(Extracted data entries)
┄┄┄┄┄┄┄┄┄┄
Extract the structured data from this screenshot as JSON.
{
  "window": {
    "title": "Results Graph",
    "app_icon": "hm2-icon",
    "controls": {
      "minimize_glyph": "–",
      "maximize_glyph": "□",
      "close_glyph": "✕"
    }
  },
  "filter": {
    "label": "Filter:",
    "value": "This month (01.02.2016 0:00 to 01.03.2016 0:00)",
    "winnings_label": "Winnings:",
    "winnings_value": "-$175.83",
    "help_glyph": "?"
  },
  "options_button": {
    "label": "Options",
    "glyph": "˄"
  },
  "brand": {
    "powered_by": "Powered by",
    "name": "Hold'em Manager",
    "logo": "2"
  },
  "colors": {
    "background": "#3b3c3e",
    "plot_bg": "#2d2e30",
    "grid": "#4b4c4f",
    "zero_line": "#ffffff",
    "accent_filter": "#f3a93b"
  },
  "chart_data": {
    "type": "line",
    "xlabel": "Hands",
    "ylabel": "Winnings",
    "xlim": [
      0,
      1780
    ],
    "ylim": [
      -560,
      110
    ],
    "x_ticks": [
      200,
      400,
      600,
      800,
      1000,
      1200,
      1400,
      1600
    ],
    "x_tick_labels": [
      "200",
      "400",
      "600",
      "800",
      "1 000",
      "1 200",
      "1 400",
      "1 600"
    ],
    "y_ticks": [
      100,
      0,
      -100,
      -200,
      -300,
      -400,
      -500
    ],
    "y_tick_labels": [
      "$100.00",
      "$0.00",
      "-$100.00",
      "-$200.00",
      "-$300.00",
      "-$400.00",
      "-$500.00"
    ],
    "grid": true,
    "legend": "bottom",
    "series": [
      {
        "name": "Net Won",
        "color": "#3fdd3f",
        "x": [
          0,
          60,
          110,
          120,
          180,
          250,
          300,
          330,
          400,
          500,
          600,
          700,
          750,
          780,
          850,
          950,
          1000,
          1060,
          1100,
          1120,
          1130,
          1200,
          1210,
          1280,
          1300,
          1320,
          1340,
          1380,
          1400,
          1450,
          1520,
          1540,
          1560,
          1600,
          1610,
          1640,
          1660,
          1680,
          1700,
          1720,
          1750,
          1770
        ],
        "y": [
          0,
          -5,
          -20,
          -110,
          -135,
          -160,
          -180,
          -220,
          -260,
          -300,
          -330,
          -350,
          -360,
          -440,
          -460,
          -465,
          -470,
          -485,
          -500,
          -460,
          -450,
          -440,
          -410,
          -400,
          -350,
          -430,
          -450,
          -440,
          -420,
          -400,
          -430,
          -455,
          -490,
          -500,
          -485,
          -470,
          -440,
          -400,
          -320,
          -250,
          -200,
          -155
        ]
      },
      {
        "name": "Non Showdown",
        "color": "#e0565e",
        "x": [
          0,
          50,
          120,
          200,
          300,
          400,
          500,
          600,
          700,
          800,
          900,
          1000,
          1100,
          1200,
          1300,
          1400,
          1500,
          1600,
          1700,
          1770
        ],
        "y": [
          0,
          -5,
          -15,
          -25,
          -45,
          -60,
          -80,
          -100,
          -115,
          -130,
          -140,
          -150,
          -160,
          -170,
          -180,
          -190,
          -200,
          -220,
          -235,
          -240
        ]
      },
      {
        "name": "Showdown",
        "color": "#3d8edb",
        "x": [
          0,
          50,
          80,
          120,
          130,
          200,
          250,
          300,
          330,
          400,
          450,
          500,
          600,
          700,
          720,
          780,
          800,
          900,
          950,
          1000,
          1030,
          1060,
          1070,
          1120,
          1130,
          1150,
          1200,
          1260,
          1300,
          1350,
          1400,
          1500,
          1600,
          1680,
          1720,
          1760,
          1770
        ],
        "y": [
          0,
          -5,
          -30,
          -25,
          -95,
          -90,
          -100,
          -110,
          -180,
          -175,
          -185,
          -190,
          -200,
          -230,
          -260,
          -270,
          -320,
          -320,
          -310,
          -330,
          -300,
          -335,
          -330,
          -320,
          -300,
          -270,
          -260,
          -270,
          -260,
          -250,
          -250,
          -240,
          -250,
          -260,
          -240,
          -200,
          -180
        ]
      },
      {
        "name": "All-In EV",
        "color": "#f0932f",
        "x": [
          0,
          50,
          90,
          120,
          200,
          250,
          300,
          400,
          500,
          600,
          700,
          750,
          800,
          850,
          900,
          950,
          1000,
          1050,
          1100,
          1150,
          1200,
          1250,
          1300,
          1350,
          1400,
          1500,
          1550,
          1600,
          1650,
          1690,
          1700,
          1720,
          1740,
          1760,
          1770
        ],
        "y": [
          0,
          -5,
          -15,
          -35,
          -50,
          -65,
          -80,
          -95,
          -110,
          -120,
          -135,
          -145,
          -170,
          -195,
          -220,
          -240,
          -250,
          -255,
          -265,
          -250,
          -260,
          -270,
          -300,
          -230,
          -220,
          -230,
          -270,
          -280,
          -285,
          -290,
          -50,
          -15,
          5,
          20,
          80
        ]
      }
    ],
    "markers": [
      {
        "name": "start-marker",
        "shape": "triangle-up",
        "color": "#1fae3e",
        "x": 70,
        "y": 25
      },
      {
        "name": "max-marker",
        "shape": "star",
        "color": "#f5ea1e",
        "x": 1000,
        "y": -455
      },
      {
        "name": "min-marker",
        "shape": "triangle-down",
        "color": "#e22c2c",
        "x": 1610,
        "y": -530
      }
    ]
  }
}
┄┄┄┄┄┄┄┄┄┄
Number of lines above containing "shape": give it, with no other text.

3